US Producer Prices Drop Most Since 2020. Retail Sales Better Than Feared

US retail sales were firmer than expected in October, data released on Wednesday showed, but a cool read on producer prices helped take the hawkish edge off.

Nominal spending across the world’s largest economy dropped just 0.1% last month against expectations for a decline triple that size. The range of estimates, from more than five-dozen economists who ventured a guess, was -0.7% to +0.3%.

The small drop counted as the first decline in seven months. September’s already robust showing was revised up to show a 0.9% increase, the second-largest of 2023.

Six of 13 categories showed an increase for October versus 10 in September and eight in October of 2022. Sales rose 0.3% at food services and drinking places, the only services sector category in the report. Nonstore sales rose 0.2%.

Excluding autos, sales rose 0.1%. Consensus was looking for a decline. Control group sales rose 0.2%, matching forecasts. That’s the relevant print for GDP estimates.

The spending data wasn’t likely to move any needles, overshadowed as it was on Wednesday by the prior session’s favorable CPI report. Indeed, a much cooler-than-anticipated read on producer prices served to underscore the message from CPI.

The headline PPI gauge fell 0.5% last month, below every estimate from more than 50 economists. The range was -0.3% to 0.4%.

On a YoY basis, producer prices rose just 1.3% in October. The month-to-month decline was the most pronounced since April of 2020, when the world was worried about a deflationary spiral.

The PPI goods gauge fell 1.4% from September to October thanks to an outsized drop on the energy index. The gauge for final demand services was unchanged, the “best” (in the context of desirable disinflation) read since a slight decline in February.

You don’t need a lot of overwrought analysis here: The soft PPI reading had the potential to amplify the message from the CPI report. There’s disinflation in the pipeline, or at least that’s how overzealous markets will probably see things.

Taken together, the retail sales report and the PPI figures were highly amenable to a Goldilocks interpretation, although after Tuesday’s fireworks, it may already be in the price.
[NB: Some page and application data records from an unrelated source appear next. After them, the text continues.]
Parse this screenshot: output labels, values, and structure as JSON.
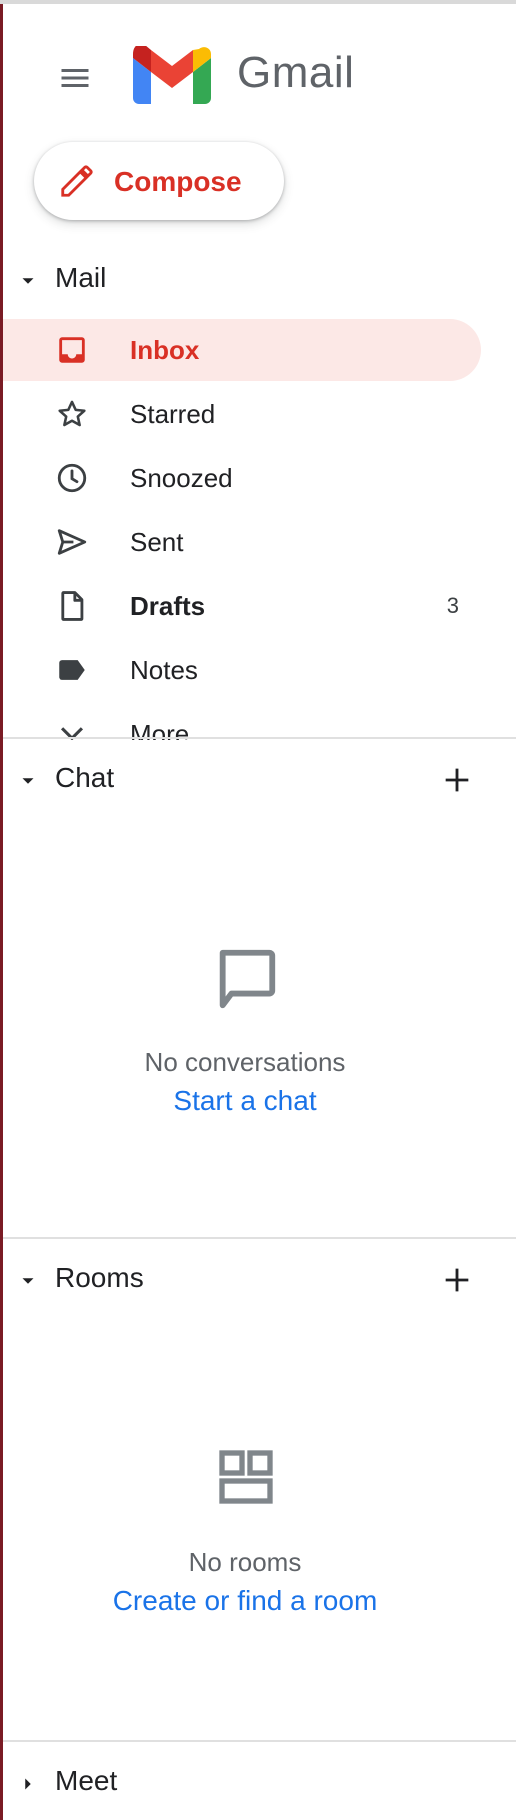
{
  "app": {
    "title": "Gmail"
  },
  "compose": {
    "label": "Compose"
  },
  "mail_section": {
    "title": "Mail"
  },
  "nav": {
    "items": [
      {
        "label": "Inbox",
        "icon": "inbox-icon",
        "active": true,
        "count": ""
      },
      {
        "label": "Starred",
        "icon": "star-icon",
        "active": false,
        "count": ""
      },
      {
        "label": "Snoozed",
        "icon": "clock-icon",
        "active": false,
        "count": ""
      },
      {
        "label": "Sent",
        "icon": "send-icon",
        "active": false,
        "count": ""
      },
      {
        "label": "Drafts",
        "icon": "draft-icon",
        "active": false,
        "count": "3"
      },
      {
        "label": "Notes",
        "icon": "label-icon",
        "active": false,
        "count": ""
      },
      {
        "label": "More",
        "icon": "chevron-down-icon",
        "active": false,
        "count": ""
      }
    ]
  },
  "chat": {
    "title": "Chat",
    "empty_text": "No conversations",
    "link": "Start a chat"
  },
  "rooms": {
    "title": "Rooms",
    "empty_text": "No rooms",
    "link": "Create or find a room"
  },
  "meet": {
    "title": "Meet"
  },
  "colors": {
    "accent_red": "#d93025",
    "active_bg": "#fce8e6",
    "link_blue": "#1a73e8",
    "icon_gray": "#5f6368"
  }
}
Speak your mind

This site uses Akismet to reduce spam. Learn how your comment data is processed.

2 thoughts on “US Producer Prices Drop Most Since 2020. Retail Sales Better Than Feared

  1. Maybe pandemic inflation was transitory-ish after all. By staying where it is for a while, the Fed has a chance, imo, to nudge prices back toward pre-pandemic levels (i.e., deflation) without harming the economy. Wall Street, of course, disagrees and can be expected to ratchet up its cries for (much) lower interest rates.

    1. Broad deflation will hit corporate revenues and earnings enough to drive UE higher, and perhaps tax revenues enough to worsen the deficit, I fear. I think the Fed is much more comfortable with disinflation (low inflation) than deflation.

NEWSROOM crewneck & prints